The guide will not be helpful for rare mucoid strains of E. coli, C. freundii, C. diversus, and E. cloacae, which may be confused with Klebsiella spp., rare strains of lactose-fermenting Serratia spp., red-pigmented Serratia spp., or NFL. However, appearance of some NFL has been mentioned elsewhere (5). Our results were based on pure cultures, but actual clinical cultures will be mixed in most cases. Therefore, it is important to avoid mixing interpretations of different organisms.

ACKNOWLEDGEMENT

Jan Beattie is thanked for her editorial assistance and Steve Darter for obtaining test isolates.

REFERENCES

Introduction Materials and Methods Results Development and Evaluation of an Interpretation Guide Discussion References Top of Page Table of Contents Home

1.   A. MacConkey, J. Hygiene 5: 333-378 (1985).

2.   E. W. Koneman, S. D. Allen, V. R. Dowell, Jr. and H. M. Sommers (Eds.), Color Atlas and Textbook of Diagnostic Microbiology, 2d ed., J. B. Lippincott Co., Philadelphia, PA, 1983, pp. 57-124.

3.   E. W. Taylor, in J. C. Clough, J. F. Beale and E. V. Suckling, The Examination of Waters and Water Supplies, 6th ed., The Blakiston Co., Philadelphia, PA, 1949.

4.   H. D. Isenberg, J. A. Washington, III, A. Balows and A. C. Sonnenwirth, in H. Lennette, A. Balows, W. J. Hausler, Jr. and H. J. Shadomy (Eds.), Manual of Clinical Microbiology, 4th ed., American Society for Microbiology, Washington, DC, 1985, pp. 73-98.
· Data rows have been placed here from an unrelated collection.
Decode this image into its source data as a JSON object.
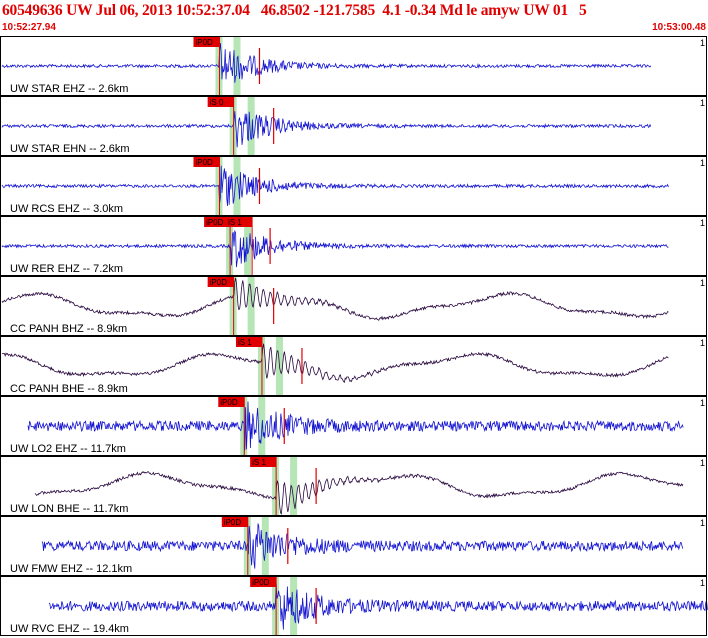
{
  "header": {
    "title": "60549636 UW Jul 06, 2013 10:52:37.04   46.8502 -121.7585  4.1 -0.34 Md le amyw UW 01   5",
    "time_start": "10:52:27.94",
    "time_end": "10:53:00.48"
  },
  "colors": {
    "title": "#e00000",
    "trace_blue": "#1414d2",
    "trace_dark": "#2a0a40",
    "pick": "#e00000",
    "window": "#b6e6b6",
    "frame": "#000000"
  },
  "chart_data": {
    "type": "line",
    "title": "60549636 UW Jul 06, 2013 10:52:37.04   46.8502 -121.7585  4.1 -0.34 Md le amyw UW 01   5",
    "x_range": [
      "10:52:27.94",
      "10:53:00.48"
    ],
    "series": [
      {
        "name": "UW STAR EHZ -- 2.6km",
        "scale": "1",
        "picks": [
          "iP0D"
        ],
        "color": "#1414d2",
        "onset": 0.31,
        "end": 0.92
      },
      {
        "name": "UW STAR EHN -- 2.6km",
        "scale": "1",
        "picks": [
          "iS 0"
        ],
        "color": "#1414d2",
        "onset": 0.33,
        "end": 0.92
      },
      {
        "name": "UW RCS EHZ -- 3.0km",
        "scale": "1",
        "picks": [
          "iP0D"
        ],
        "color": "#1414d2",
        "onset": 0.31,
        "end": 0.945
      },
      {
        "name": "UW RER EHZ -- 7.2km",
        "scale": "1",
        "picks": [
          "iP0D",
          "iS 1"
        ],
        "color": "#1414d2",
        "onset": 0.325,
        "end": 0.945
      },
      {
        "name": "CC PANH BHZ -- 8.9km",
        "scale": "1",
        "picks": [
          "iP0D"
        ],
        "color": "#2a0a40",
        "onset": 0.33,
        "end": 0.945
      },
      {
        "name": "CC PANH BHE -- 8.9km",
        "scale": "1",
        "picks": [
          "iS 1"
        ],
        "color": "#2a0a40",
        "onset": 0.37,
        "end": 0.945
      },
      {
        "name": "UW LO2 EHZ -- 11.7km",
        "scale": "1",
        "picks": [
          "iP0D"
        ],
        "color": "#1414d2",
        "onset": 0.345,
        "end": 0.965
      },
      {
        "name": "UW LON BHE -- 11.7km",
        "scale": "1",
        "picks": [
          "iS 1"
        ],
        "color": "#2a0a40",
        "onset": 0.39,
        "end": 0.965
      },
      {
        "name": "UW FMW EHZ -- 12.1km",
        "scale": "1",
        "picks": [
          "iP0D"
        ],
        "color": "#1414d2",
        "onset": 0.35,
        "end": 0.965
      },
      {
        "name": "UW RVC EHZ -- 19.4km",
        "scale": "1",
        "picks": [
          "iP0D"
        ],
        "color": "#1414d2",
        "onset": 0.39,
        "end": 1.0
      }
    ]
  }
}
5.   J. F. MacFaddin, Media for Isolation-Cultivation-Identification-Maintenance of Medical Bacteria, Williams & Wilkins, Baltimore, MD, 1985, Vol. 1, pp. 417-478.

6.   A. C. Sonnenwirth, in A. C. Sonnenwirth and L. Jarett (Eds.), Gradwohl's Clinical Laboratory Methods and Diagnosis, 8th ed., C. V. Mosby Co., St. Louis, MO, 1980, Vol. 2, pp. 1554-1628.

7.   J. J. Farmer III, B. R. Davis, F. W. Hickman-Brenner, A. McWhorter, G. P. Huntley-Carter, M. A. Asbury, C. Riddle, H. G. Wathen-Gradey, C. Elias, G. R. Fanning, et al., J. Clin. Microbiol. 21: 46-76 (1985).

8.   D. J. Flournoy, S. M. H. Qadri and K. A. Belobraydic, Lab. Med. 18: 88-89 (1987).

9.   M. T. Kelly, D. J. Brenner and J. J. Farmer III, in H. Lennette, A. Balows, W. J. Hausler, Jr. and H. J. Shadomy (Eds.), Manual of Clinical Microbiology, 4th ed., American Society for Microbiology, Washington, DC, 1985, pp. 263-281.

10.   K. E. Aldridge, B. B. Gardner, S. J. Clark and N. M. Matsen, J. Clin. Microbiol. 7: 507-513 (1978).

11.   W. A. Black, J. Clin. Microbiol. 8: 496-499 (1978).

Introduction Materials and Methods Results Development and Evaluation of an Interpretation Guide Discussion References Top of Page Table of Contents Home